#### What you should do:
Please state how many lines of the listing contain the word "title", giving the number by itself.

Supplied records: Begin

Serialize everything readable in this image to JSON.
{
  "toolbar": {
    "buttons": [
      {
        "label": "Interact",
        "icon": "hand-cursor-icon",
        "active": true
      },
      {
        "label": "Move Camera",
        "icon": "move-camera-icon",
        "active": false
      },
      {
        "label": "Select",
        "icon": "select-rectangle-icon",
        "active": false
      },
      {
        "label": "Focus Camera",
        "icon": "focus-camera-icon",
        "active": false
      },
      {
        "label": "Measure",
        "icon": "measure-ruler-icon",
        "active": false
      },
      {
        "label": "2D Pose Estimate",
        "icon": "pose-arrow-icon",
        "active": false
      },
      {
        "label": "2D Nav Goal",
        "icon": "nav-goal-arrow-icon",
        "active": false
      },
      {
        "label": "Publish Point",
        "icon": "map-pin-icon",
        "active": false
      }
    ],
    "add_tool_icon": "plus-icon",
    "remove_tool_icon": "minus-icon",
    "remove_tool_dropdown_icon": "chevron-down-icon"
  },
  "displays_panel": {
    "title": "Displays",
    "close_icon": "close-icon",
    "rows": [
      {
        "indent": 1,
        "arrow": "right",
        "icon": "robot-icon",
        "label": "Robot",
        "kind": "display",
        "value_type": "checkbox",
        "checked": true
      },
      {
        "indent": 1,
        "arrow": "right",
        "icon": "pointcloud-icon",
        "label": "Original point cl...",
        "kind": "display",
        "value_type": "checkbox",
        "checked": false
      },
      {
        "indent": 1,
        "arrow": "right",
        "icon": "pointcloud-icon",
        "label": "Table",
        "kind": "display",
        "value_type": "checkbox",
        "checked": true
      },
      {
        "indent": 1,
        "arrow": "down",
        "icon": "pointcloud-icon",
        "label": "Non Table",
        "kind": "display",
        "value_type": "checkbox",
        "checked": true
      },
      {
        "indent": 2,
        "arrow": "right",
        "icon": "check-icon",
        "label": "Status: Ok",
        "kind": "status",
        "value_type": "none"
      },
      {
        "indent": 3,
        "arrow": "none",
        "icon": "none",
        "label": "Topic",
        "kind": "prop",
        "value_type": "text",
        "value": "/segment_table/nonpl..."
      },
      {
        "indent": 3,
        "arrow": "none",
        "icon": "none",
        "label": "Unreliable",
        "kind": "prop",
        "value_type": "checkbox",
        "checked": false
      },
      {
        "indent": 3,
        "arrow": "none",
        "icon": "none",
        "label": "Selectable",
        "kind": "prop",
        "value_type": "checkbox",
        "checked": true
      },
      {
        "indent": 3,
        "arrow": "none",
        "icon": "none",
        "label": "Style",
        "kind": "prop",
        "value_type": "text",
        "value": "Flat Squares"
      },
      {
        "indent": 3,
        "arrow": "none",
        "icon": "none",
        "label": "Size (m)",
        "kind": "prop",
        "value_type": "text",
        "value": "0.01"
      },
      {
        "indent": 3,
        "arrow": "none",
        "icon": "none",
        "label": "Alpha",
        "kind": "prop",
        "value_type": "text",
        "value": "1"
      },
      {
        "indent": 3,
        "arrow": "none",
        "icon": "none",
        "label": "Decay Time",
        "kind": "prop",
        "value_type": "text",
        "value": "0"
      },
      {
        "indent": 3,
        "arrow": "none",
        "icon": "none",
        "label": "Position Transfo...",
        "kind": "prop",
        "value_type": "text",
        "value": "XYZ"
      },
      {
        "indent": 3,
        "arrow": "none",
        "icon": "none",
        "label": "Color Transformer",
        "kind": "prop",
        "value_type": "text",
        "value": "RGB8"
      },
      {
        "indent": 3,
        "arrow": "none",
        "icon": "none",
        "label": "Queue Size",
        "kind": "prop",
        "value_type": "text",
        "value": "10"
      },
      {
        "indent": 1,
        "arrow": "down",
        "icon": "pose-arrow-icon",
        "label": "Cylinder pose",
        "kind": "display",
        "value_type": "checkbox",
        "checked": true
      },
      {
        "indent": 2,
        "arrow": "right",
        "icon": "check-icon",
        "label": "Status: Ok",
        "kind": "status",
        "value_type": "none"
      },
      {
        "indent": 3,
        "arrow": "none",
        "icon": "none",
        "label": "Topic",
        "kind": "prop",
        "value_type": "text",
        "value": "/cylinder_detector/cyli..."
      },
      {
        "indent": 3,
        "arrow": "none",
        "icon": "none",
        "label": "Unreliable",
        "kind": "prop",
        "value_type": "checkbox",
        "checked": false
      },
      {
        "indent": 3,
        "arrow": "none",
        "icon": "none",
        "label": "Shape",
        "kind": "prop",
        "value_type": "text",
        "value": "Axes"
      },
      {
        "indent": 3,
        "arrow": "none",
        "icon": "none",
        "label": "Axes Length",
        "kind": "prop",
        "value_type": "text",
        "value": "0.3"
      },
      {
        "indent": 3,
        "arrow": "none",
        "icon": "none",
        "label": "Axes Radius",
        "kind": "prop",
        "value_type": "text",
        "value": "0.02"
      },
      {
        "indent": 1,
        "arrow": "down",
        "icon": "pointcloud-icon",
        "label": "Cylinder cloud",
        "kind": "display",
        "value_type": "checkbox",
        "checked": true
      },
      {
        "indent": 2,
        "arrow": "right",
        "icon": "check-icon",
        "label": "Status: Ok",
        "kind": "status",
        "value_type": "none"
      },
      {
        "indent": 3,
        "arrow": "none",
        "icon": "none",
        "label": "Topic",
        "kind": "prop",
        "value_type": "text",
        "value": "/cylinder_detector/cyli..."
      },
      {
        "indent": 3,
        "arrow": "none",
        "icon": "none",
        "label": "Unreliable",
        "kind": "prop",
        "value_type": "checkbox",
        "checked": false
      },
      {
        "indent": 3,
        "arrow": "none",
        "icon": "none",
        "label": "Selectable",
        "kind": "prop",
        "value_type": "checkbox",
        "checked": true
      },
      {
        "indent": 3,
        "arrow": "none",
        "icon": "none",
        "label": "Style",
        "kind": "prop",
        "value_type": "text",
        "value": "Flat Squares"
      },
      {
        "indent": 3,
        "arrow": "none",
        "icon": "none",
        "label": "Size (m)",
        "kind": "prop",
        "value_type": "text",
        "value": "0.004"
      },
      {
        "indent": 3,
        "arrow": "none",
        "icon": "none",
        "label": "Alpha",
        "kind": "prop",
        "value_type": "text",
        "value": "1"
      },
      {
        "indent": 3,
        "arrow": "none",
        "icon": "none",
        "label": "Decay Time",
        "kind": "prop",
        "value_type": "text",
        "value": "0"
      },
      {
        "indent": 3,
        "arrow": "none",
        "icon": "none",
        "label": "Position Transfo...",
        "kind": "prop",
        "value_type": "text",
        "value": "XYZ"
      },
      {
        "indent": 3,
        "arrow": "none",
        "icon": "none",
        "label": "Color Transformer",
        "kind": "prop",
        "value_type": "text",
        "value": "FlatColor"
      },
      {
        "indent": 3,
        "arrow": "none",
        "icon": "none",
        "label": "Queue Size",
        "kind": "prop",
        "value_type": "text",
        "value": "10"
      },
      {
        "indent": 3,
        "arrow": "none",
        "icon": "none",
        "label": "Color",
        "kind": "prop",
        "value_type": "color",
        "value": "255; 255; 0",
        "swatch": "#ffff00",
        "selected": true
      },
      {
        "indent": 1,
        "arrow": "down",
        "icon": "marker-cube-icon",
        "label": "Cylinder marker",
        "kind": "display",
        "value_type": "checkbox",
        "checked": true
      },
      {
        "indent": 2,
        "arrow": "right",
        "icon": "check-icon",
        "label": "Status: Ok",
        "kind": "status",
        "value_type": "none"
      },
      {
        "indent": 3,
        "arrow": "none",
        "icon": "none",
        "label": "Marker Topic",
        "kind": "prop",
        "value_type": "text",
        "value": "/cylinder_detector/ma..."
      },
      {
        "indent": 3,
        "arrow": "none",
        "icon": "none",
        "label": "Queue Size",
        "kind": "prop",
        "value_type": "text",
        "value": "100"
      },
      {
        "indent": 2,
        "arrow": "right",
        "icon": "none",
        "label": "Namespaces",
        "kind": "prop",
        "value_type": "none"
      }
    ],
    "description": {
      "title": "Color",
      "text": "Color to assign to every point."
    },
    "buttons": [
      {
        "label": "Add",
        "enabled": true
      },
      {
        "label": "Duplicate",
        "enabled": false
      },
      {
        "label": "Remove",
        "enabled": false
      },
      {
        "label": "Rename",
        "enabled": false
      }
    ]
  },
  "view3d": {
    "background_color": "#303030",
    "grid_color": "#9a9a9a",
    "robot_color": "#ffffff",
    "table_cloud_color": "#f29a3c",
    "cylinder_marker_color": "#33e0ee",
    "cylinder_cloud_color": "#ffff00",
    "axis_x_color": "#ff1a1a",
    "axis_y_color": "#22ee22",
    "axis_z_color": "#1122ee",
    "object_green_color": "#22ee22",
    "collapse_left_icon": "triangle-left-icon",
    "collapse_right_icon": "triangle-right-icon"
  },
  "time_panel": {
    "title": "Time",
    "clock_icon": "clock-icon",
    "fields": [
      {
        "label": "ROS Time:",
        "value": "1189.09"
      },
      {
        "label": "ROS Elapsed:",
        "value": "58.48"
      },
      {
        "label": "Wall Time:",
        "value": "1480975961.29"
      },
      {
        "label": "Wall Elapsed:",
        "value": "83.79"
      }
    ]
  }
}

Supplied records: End

#### Task output:
3